The Texas Department of State Health Services confirmed the first Texas case of West Nile virus disease this year.
Most people exposed to the West Nile virus don’t get sick, but for those who do, it can be a life sentence.
It is the virus that changed Donnie Manry’s life. Fourteen years ago, he became ill with what he thought was a common case of the flu.
“I started feeling sick, flu-like symptoms. Headache, a sore neck, kind of fevery, flu-like symptoms, and that started over one day and progressed over six days, and basically by the sixth day, I was paralyzed and couldn’t walk,” said Manry.
After months of rehab and years of working to get back on his feet, Manry still deals with neurological effects from the virus.
“I was primarily in a wheelchair for the best part of two, two and a half years. All sorts of assistance devices, walkers, canes, crutches, forearm crutches you name it., and to this day, 14 years later, I still have to have a device,” he said.
The West Nile virus is transmitted through a simple bite of infected mosquitoes, but that doesn’t make this a simple virus to understand
“It’s so under-reported, and it’s such a damaging disease and people just don’t understand it. You know, even medically the doctors don’t understand it because the long term studies are just now coming in on a lot of the West Nile cases,” said Manry.
The Brazos County Health Department’s Environmental Health Services says in an effort to prevent the community from getting the West Nile Virus, they trap and test mosquitoes weekly throughout the county.

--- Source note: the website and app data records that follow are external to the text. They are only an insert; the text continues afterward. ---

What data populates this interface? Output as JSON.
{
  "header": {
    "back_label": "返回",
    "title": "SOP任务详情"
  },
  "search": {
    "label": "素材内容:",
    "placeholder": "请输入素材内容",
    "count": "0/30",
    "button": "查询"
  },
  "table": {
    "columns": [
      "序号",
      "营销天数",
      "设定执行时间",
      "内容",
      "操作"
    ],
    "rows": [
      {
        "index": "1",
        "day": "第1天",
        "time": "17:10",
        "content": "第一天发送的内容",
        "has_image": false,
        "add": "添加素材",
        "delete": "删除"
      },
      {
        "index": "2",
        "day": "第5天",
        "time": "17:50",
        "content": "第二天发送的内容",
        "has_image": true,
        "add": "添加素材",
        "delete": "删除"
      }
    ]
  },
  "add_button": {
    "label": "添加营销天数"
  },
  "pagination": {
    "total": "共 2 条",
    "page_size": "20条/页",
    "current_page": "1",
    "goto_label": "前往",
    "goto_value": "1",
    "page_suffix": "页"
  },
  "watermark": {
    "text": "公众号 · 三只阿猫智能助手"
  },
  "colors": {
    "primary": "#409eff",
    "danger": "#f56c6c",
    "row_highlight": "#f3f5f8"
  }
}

“We’re trapping a lot right now. We got four trapping sites that are our kind of static locations that we trap every week,” said Zachary Rodriguez, an environmental health specialist for the Brazos County Health Department.
As of Friday, Brazos County and the surrounding counties have not had any positive pools of mosquitoes with West Nile.
In the last 10 years, Texas has reported more than 3,300 cases of West Nile disease, including 172 deaths.